If you write great posts they are bound to be linked naturally from other websites.
It’s the best and simplest way to get those inbound links. There are thousands of blogposts on how to write great content for your website or how to create awesome content for your blogs. Try googling those keywords.
Write for other blogs: Guest Blogging
Another way to get good quality backlinks is to start guest blogging. Find blogs that have topics that are somehow related to your own topic.
For instance, if your blog talks about coaching, then find other coaching, therapy, psychology, emotional intelligence, NLP, neuroscience, blogs.
Contact their owners and ask if they accept guest posts and what are their norms about it.
Write an awesome article for that site and include one backlink to yours. Two at the most.
Where to point my backlinks when guest blogging
You should point your backlinks to the most relevant page or post in relation to what you are guest posting. It also depends on the anchor text you´re using.
If you choose to place your link in the keyword
couples’ therapy, for example,
and you have a major static page whose keyword is that one, then send your backlink to your main page for that word.
But if you want to boost a recent post you wrote about how to get over a marriage crisis, then mention this keyword in your guest post and link back to your article.
More on anchor text below.
Other ways to generate backlinks are, for instance, submitting your website to web directories, using Forums, Discussion Boards, Answer Sites, etc., to place NON SPAMMY links, etc.

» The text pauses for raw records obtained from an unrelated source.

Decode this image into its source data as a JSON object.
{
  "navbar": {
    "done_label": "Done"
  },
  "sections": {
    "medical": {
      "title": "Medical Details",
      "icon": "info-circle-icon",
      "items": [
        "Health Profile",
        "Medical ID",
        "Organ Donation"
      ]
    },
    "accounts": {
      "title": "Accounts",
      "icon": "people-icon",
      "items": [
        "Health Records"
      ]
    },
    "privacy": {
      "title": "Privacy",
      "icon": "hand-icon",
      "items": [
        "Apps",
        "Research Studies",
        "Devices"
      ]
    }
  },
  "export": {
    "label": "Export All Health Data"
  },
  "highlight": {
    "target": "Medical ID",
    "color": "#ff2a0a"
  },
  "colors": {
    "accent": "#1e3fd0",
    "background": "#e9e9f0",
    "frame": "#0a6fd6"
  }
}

Also, don’t forget that your own interlinking (using internal links) is key to your site’s SEO.
Some people consider internal links as backlinks, since they are generated in one post or page (outbound) and point to another (inbound or backlink).
Other terms related to Backlinks and Links
I’m guessing that, by now, you´re a bit tired of all this new information I’ve given you about backlinks. Bear with me, please. Little to go.
I just want to give you some brief and simple definitions about terms frequently used when talking about SEO, backlinks etc.
My aim is not to go beyond 2000 words (fingers crossed: we’re at 1720!).
At the beginning of this article I said there is something called LINK EQUITY, the term formerly known as LINK JUICE.
Let me explain briefly.
Imagine each page of your website having a value of 100.
When you insert a link in that page, you are passing some of that value (juice, equity) from this page to the one it’s pointing at. We don’t know the exact amount of “juice” we’re passing. Let’s say it’s 1/100.
Then, the page’s value will be 99 and the one receiving the juice will be 101.
Therefore, the more link equity a page receives, the better.
Anchor texts are very important in SEO.
The anchor text is the text where your place a link. You must do it correctly.
People who don’t know the importance of anchor text, place links over a text that will not improve their SEO. Text such as Click here, This link, etc. These anchor texts don’t help SEO.
You must find a way to make the text relevant to the page that it links to. Just notice the anchor texts I have placed in this document.
Follow and No-Follow links
If you’ve been reading about SEO for quite some time, perhaps you’ve noticed the Follow (do-follow) and No-Follow terms.
All links are usually “follow” by default.
These are HTML tags which tell the search engines to follow the link or not.
When you place a no-follow link, the search engine acknowledges the link but doesn’t go to visit the page. No-follow links don’t pass on link equity. They are used to link to unknown websites, or when you don’t want to pass on link equity.
For a beginner, the above is quite enough to start with. I hope it was useful for you and if so, why don’t you share this post with your friends and followers? Thanks!
(Ugh. 2040 words).